Super PACs aren't just for federal contests such as those for president and Congress, and the 2013 elections are certain to prove it. Millions of dollars in super PAC money are expected to flow down to high-profile races for governor and mayor across the United States.
One likely target of the cash: The battle for mayor of New York City.
The current mayor, Michael Bloomberg, has launched his own super PAC called Independence USA and has indicated he is willing to spend millions on trying to influence the contest to replace him in 2013. Bloomberg, a moderate Republican, is one of the wealthiest men in America and spent more than $100 million of his own money winning a third and final term.
"On issues like guns and education, Mike Bloomberg is poised to play an even bigger role in advancing a mainstream agenda and influencing elections," Howard Wolfson, a top aide to Bloomberg, told The Washington Post.

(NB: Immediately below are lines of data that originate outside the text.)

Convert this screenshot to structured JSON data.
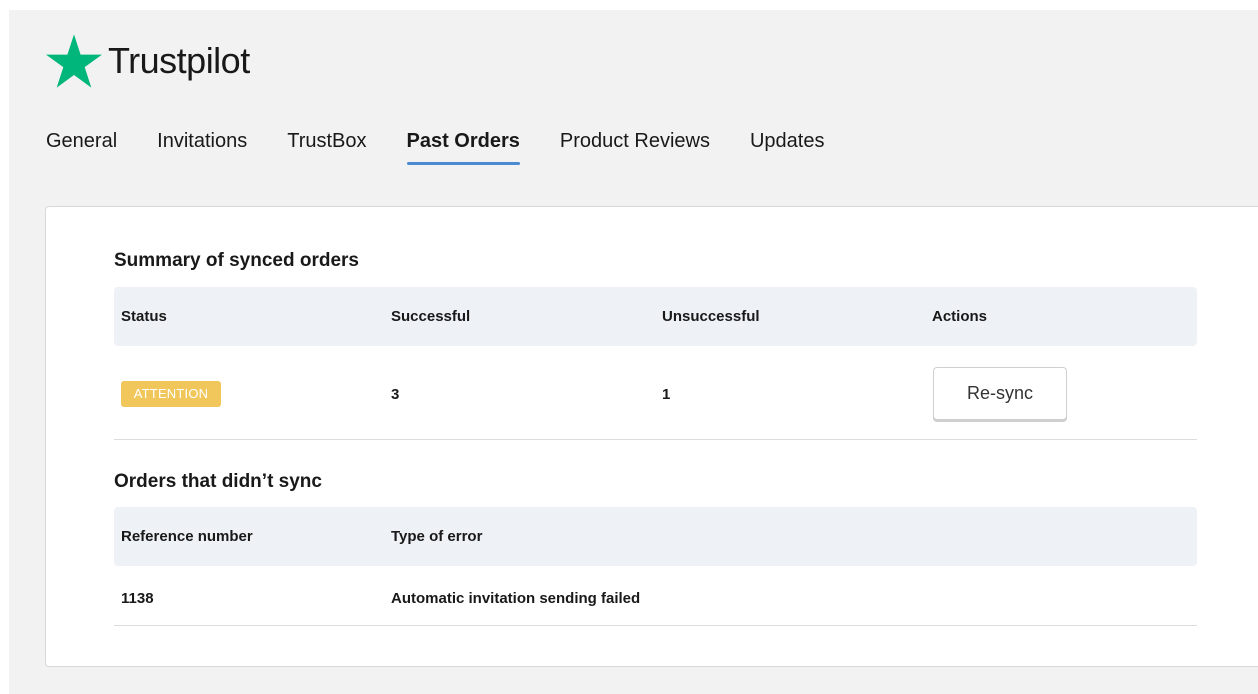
{
  "brand": {
    "name": "Trustpilot",
    "star_color": "#00b67a",
    "star_icon": "star-icon"
  },
  "tabs": [
    {
      "label": "General",
      "active": false
    },
    {
      "label": "Invitations",
      "active": false
    },
    {
      "label": "TrustBox",
      "active": false
    },
    {
      "label": "Past Orders",
      "active": true
    },
    {
      "label": "Product Reviews",
      "active": false
    },
    {
      "label": "Updates",
      "active": false
    }
  ],
  "summary": {
    "title": "Summary of synced orders",
    "headers": {
      "status": "Status",
      "successful": "Successful",
      "unsuccessful": "Unsuccessful",
      "actions": "Actions"
    },
    "row": {
      "status": "ATTENTION",
      "status_color": "#f1c75c",
      "successful": "3",
      "unsuccessful": "1",
      "action_label": "Re-sync"
    }
  },
  "failed": {
    "title": "Orders that didn’t sync",
    "headers": {
      "reference": "Reference number",
      "error": "Type of error"
    },
    "rows": [
      {
        "reference": "1138",
        "error": "Automatic invitation sending failed"
      }
    ]
  },
  "colors": {
    "active_tab_underline": "#4a8bd1",
    "table_header_bg": "#eef1f5"
  }
}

Super PAC spending is permitted to reach down into state and local elections. In the summer of 2012, the U.S. Supreme Court overturned a Montana Supreme Court decision that had upheld that state's own century-old law limiting campaign spending by corporations. The decision meant the Citizens United ruling, which led to the creation of super PACs, applies not only to spending on federal elections, but contests at the state level such as governor and legislature as well.
Other like targets for super PAC spending in 2013 include races for governor in New Jersey, where Chris Christie is expected to run again, and Virginia.
If you thought the end of the 2012 presidential election campaign brought a temporary cease-fire in super PAC spending, think again.
We've only seen the beginning of big money's influence.
[New York City Mayor Michael Bloomberg/Getty Images News]